§ SIR GEORGE CAMPBELL
asked the Secretary of State for India, If there is any truth in the statement in the Cabul 1903 correspondence of the "Times" of July 5th, viz: that, a gathering of tribesmen having taken place in a village, General Hills, formerly Governor of Cabul, despatched a cavalry brigade with orders to disperse them, and "to give the best account of them possible;" and that, on the approach of the cavalry, these people took to flight, but nevertheless they were pursued for six miles, and two hundred of them were killed; and, if the facts are at all as represented by the "Times" correspondent, whether there is not so much appearance that the officers concerned have acted in contravention of the orders of the Secretary of State prohibiting unnecessary and vindictive attacks on and slaughter of Afghans, as to render an immediate inquiry necessary?
THE MARQUESS OF HARTINGTON
I must point out, in the first place, to the hon.
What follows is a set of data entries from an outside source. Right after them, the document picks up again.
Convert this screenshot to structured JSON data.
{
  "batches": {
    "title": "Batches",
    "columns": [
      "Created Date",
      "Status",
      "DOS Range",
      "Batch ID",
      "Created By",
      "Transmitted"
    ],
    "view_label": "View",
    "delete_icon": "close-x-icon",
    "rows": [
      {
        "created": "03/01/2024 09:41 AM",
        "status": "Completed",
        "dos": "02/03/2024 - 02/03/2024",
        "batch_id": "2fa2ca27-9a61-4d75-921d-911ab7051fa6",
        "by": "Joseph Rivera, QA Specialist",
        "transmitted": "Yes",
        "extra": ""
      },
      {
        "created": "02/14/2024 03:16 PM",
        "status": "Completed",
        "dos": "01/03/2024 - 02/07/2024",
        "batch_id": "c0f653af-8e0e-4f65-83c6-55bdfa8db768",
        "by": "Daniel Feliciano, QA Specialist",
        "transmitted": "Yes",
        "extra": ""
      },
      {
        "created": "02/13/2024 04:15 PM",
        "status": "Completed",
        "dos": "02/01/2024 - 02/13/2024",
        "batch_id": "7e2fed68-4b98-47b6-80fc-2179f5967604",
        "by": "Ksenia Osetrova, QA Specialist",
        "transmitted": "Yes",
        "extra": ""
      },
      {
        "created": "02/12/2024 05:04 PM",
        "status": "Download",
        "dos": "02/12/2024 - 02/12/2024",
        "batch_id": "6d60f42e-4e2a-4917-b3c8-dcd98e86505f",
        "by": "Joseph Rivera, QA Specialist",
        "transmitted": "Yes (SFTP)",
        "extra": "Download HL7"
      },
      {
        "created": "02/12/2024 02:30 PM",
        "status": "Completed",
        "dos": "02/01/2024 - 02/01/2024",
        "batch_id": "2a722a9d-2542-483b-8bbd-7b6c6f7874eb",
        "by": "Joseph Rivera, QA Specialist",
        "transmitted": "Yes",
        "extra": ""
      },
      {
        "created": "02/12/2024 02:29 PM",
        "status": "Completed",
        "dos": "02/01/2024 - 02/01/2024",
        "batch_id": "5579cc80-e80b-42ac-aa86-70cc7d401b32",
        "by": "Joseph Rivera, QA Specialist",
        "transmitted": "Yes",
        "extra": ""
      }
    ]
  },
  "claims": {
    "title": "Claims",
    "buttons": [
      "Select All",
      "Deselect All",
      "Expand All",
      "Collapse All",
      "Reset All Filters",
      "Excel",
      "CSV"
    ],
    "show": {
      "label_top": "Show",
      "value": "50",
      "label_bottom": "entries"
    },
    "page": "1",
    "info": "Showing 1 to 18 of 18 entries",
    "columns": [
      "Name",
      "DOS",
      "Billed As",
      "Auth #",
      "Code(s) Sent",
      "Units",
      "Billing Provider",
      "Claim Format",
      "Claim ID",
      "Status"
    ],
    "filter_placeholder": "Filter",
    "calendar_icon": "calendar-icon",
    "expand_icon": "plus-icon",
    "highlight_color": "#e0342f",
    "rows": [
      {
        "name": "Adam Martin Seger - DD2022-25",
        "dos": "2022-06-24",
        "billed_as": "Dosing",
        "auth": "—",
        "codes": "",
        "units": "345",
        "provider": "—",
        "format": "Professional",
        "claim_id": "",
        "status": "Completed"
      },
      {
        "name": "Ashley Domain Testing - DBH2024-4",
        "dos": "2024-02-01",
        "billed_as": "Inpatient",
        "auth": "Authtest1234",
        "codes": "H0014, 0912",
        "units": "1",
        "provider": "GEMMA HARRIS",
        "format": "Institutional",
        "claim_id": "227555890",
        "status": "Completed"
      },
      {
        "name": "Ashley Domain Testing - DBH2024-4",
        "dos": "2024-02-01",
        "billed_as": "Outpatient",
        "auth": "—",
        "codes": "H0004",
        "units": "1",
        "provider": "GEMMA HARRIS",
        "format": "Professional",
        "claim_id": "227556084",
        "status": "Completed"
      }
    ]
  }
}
Gentleman that the extracts which he has read conveyed generally an accurate idea of what has taken place in the neighbourhood of Cabul. I am unwilling to take up the time of the House by reading very long documents in reply to the hon. Gentleman's Question; but when the character of our officers is attacked it is necessary that I should put the House in possession of the exact facts upon which the attack is founded. The account of the affair to which the hon. Gentleman refers is given in The Times of last Monday in the following words:—On learning that the Ghazni Field Force was returning from Char-Asiab towards this place on the 26th ult., the whole of the tribal gatherings which had collected in the Logar Valley with hostile intentions dispersed to Zurmat, Charwar, Maidan, and Wardak. The Logaris themselves had steadfastly refused to join them. Three days ago, however, the political officer, Colonel Euan Smith, learnt that under the influence of Sirdar Mahomed Hassan Khan, the late Governor of Jellalabad, the Zurmat men had again collected to the number of 800 or 900 at the large village of Padkhow, where they had been joined by the above Sirdar. It was further learnt that in this new movement Sirdars Hassim Khan and Abdullah Khan, whose flight from Cabul was noticed last week, had joined. Those latter Sirdars had sent into Logar offering large rewards for men and arms, and requesting the people to assemble and await their arrival. They promised to bring a large following from the vicinity of Khoord Cabul, and stated that they would be joined by 12,000 men from Maidan. As the collection at Padkhow, therefore, seemed likely to become the nucleus of a large gathering, it was determined to break it up at once. Accordingly, General Hills 1904 ordered a cavalry brigade, under General Palliser, to reconnoitre early on the 1st inst. towards Padkhow, directing that officer, if he found the enemy, to give the best account of them possible. The brigade consisted of the 1st and 2nd Punjab Cavalry and the 19th Bengal Lancers. On arriving at Padkhow it was found that the enemy had taken flight. They were overtaken about three miles off, trying to reach the shelter of the hills. They numbered some 800, and had been deserted, as usual, by their leaders. When they found that escape was impossible, they stood at bay and died bravely. The pursuit was continued for six miles, and 200 of them were killed.Thus, while the statement in The Times is that the gathering fled on the approach of the troops, the fact is that an engagement occurred before the enemy were broken. The telegram which I received on the 7th of July from the Viceroy of India gives a somewhat different account of the affair. It is as follows:—Yours, 6th. Pacts about Padkhow fight as follow:—On 1st July General Hills hearing of gathering near his camp at Zargun Shahr, sent out Palliser with 550 cavalry to disperse it. Palliser found the enemy 1,500 strong near Padkhow. Our cavalry attacked and broke them, pursuing some miles, and killing over 200. Our loss, three killed, Captain Barrow and 24 men wounded. Enemy were Zurmatees. Stewart thinks fight will have excellent effect. Gatherings numerous and excited greatly by private letter of negotiation with Abdurrahman. It is necessary for military security and supply not to allow ourselves to be hemmed in, and Hills was right in dispersing the Zurmatees.The House will see that it is impossible, as long as our Forces remain at Cabul, to permit armed gatherings of the Afghan Tribes of this kind to be held in the neighbourhood. Strict orders have been issued that no unnecessary military demonstrations should be made during the stay of our troops in Afghanistan.